_Data section_.
****************

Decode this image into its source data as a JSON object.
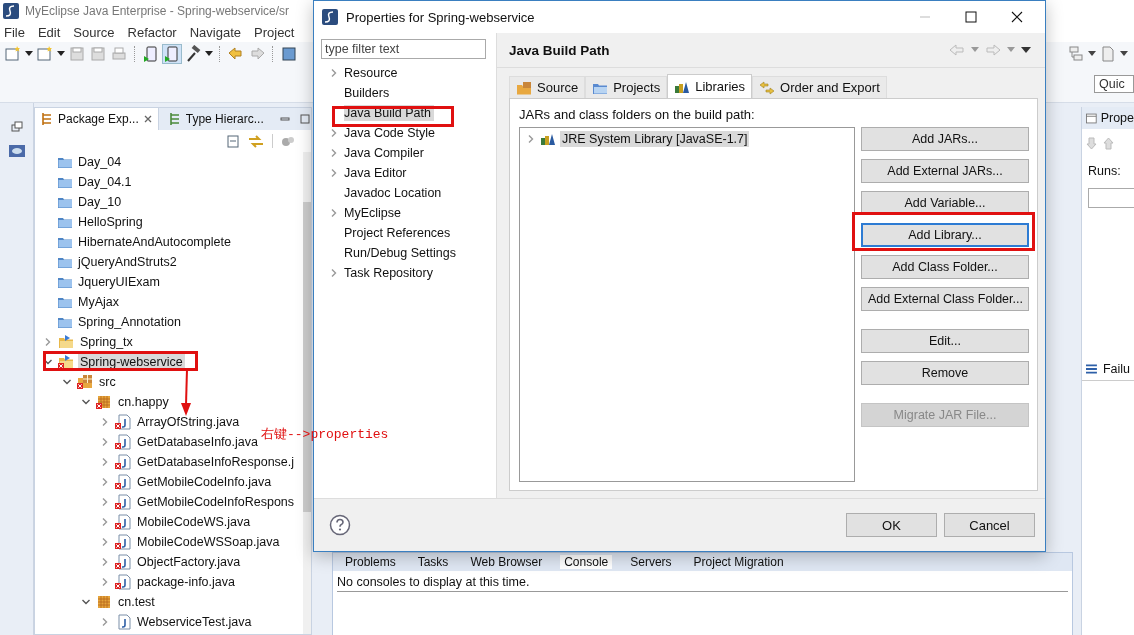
{
  "window": {
    "title": "MyEclipse Java Enterprise - Spring-webservice/sr"
  },
  "menu": [
    "File",
    "Edit",
    "Source",
    "Refactor",
    "Navigate",
    "Project"
  ],
  "quick_access": {
    "placeholder": "Quic"
  },
  "package_explorer": {
    "tabs": [
      {
        "label": "Package Exp...",
        "selected": true
      },
      {
        "label": "Type Hierarc...",
        "selected": false
      }
    ],
    "tree": [
      {
        "label": "Day_04",
        "kind": "closed-project",
        "selected": false
      },
      {
        "label": "Day_04.1",
        "kind": "closed-project",
        "selected": false
      },
      {
        "label": "Day_10",
        "kind": "closed-project",
        "selected": false
      },
      {
        "label": "HelloSpring",
        "kind": "closed-project",
        "selected": false
      },
      {
        "label": "HibernateAndAutocomplete",
        "kind": "closed-project",
        "selected": false
      },
      {
        "label": "jQueryAndStruts2",
        "kind": "closed-project",
        "selected": false
      },
      {
        "label": "JqueryUIExam",
        "kind": "closed-project",
        "selected": false
      },
      {
        "label": "MyAjax",
        "kind": "closed-project",
        "selected": false
      },
      {
        "label": "Spring_Annotation",
        "kind": "closed-project",
        "selected": false
      },
      {
        "label": "Spring_tx",
        "kind": "project",
        "expanded": false,
        "error": false,
        "selected": false
      },
      {
        "label": "Spring-webservice",
        "kind": "project",
        "expanded": true,
        "error": true,
        "selected": true,
        "children": [
          {
            "label": "src",
            "kind": "source-folder",
            "expanded": true,
            "error": true,
            "selected": false,
            "children": [
              {
                "label": "cn.happy",
                "kind": "package",
                "expanded": true,
                "error": true,
                "selected": false,
                "children": [
                  {
                    "label": "ArrayOfString.java",
                    "kind": "java-file",
                    "expanded": false,
                    "error": true,
                    "selected": false
                  },
                  {
                    "label": "GetDatabaseInfo.java",
                    "kind": "java-file",
                    "expanded": false,
                    "error": true,
                    "selected": false
                  },
                  {
                    "label": "GetDatabaseInfoResponse.j",
                    "kind": "java-file",
                    "expanded": false,
                    "error": true,
                    "selected": false
                  },
                  {
                    "label": "GetMobileCodeInfo.java",
                    "kind": "java-file",
                    "expanded": false,
                    "error": true,
                    "selected": false
                  },
                  {
                    "label": "GetMobileCodeInfoRespons",
                    "kind": "java-file",
                    "expanded": false,
                    "error": true,
                    "selected": false
                  },
                  {
                    "label": "MobileCodeWS.java",
                    "kind": "java-file",
                    "expanded": false,
                    "error": true,
                    "selected": false
                  },
                  {
                    "label": "MobileCodeWSSoap.java",
                    "kind": "java-file",
                    "expanded": false,
                    "error": true,
                    "selected": false
                  },
                  {
                    "label": "ObjectFactory.java",
                    "kind": "java-file",
                    "expanded": false,
                    "error": true,
                    "selected": false
                  },
                  {
                    "label": "package-info.java",
                    "kind": "java-file",
                    "expanded": false,
                    "error": true,
                    "selected": false
                  }
                ]
              },
              {
                "label": "cn.test",
                "kind": "package",
                "expanded": true,
                "error": false,
                "selected": false,
                "children": [
                  {
                    "label": "WebserviceTest.java",
                    "kind": "java-file",
                    "expanded": false,
                    "error": false,
                    "selected": false
                  }
                ]
              }
            ]
          }
        ]
      }
    ]
  },
  "right_panel": {
    "tab": "Prope",
    "runs_label": "Runs:",
    "failures_tab": "Failu"
  },
  "console": {
    "tabs": [
      {
        "label": "Problems",
        "selected": false
      },
      {
        "label": "Tasks",
        "selected": false
      },
      {
        "label": "Web Browser",
        "selected": false
      },
      {
        "label": "Console",
        "selected": true
      },
      {
        "label": "Servers",
        "selected": false
      },
      {
        "label": "Project Migration",
        "selected": false
      }
    ],
    "message": "No consoles to display at this time."
  },
  "dialog": {
    "title": "Properties for Spring-webservice",
    "filter": {
      "placeholder": "type filter text"
    },
    "categories": [
      {
        "label": "Resource",
        "expandable": true,
        "selected": false
      },
      {
        "label": "Builders",
        "expandable": false,
        "selected": false
      },
      {
        "label": "Java Build Path",
        "expandable": false,
        "selected": true
      },
      {
        "label": "Java Code Style",
        "expandable": true,
        "selected": false
      },
      {
        "label": "Java Compiler",
        "expandable": true,
        "selected": false
      },
      {
        "label": "Java Editor",
        "expandable": true,
        "selected": false
      },
      {
        "label": "Javadoc Location",
        "expandable": false,
        "selected": false
      },
      {
        "label": "MyEclipse",
        "expandable": true,
        "selected": false
      },
      {
        "label": "Project References",
        "expandable": false,
        "selected": false
      },
      {
        "label": "Run/Debug Settings",
        "expandable": false,
        "selected": false
      },
      {
        "label": "Task Repository",
        "expandable": true,
        "selected": false
      }
    ],
    "page_title": "Java Build Path",
    "tabs": [
      {
        "label": "Source",
        "selected": false
      },
      {
        "label": "Projects",
        "selected": false
      },
      {
        "label": "Libraries",
        "selected": true
      },
      {
        "label": "Order and Export",
        "selected": false
      }
    ],
    "list_label": "JARs and class folders on the build path:",
    "entries": [
      {
        "label": "JRE System Library [JavaSE-1.7]",
        "selected": true
      }
    ],
    "button_groups": [
      [
        {
          "label": "Add JARs...",
          "disabled": false,
          "focused": false
        },
        {
          "label": "Add External JARs...",
          "disabled": false,
          "focused": false
        },
        {
          "label": "Add Variable...",
          "disabled": false,
          "focused": false
        },
        {
          "label": "Add Library...",
          "disabled": false,
          "focused": true
        },
        {
          "label": "Add Class Folder...",
          "disabled": false,
          "focused": false
        },
        {
          "label": "Add External Class Folder...",
          "disabled": false,
          "focused": false
        }
      ],
      [
        {
          "label": "Edit...",
          "disabled": false,
          "focused": false
        },
        {
          "label": "Remove",
          "disabled": false,
          "focused": false
        }
      ],
      [
        {
          "label": "Migrate JAR File...",
          "disabled": true,
          "focused": false
        }
      ]
    ],
    "footer_buttons": [
      "OK",
      "Cancel"
    ]
  },
  "annotation": {
    "text": "右键-->properties"
  }
}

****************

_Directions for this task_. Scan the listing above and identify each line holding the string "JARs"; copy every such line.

_Task solution_.
    "list_label": "JARs and class folders on the build path:",
          "label": "Add JARs...",
          "label": "Add External JARs...",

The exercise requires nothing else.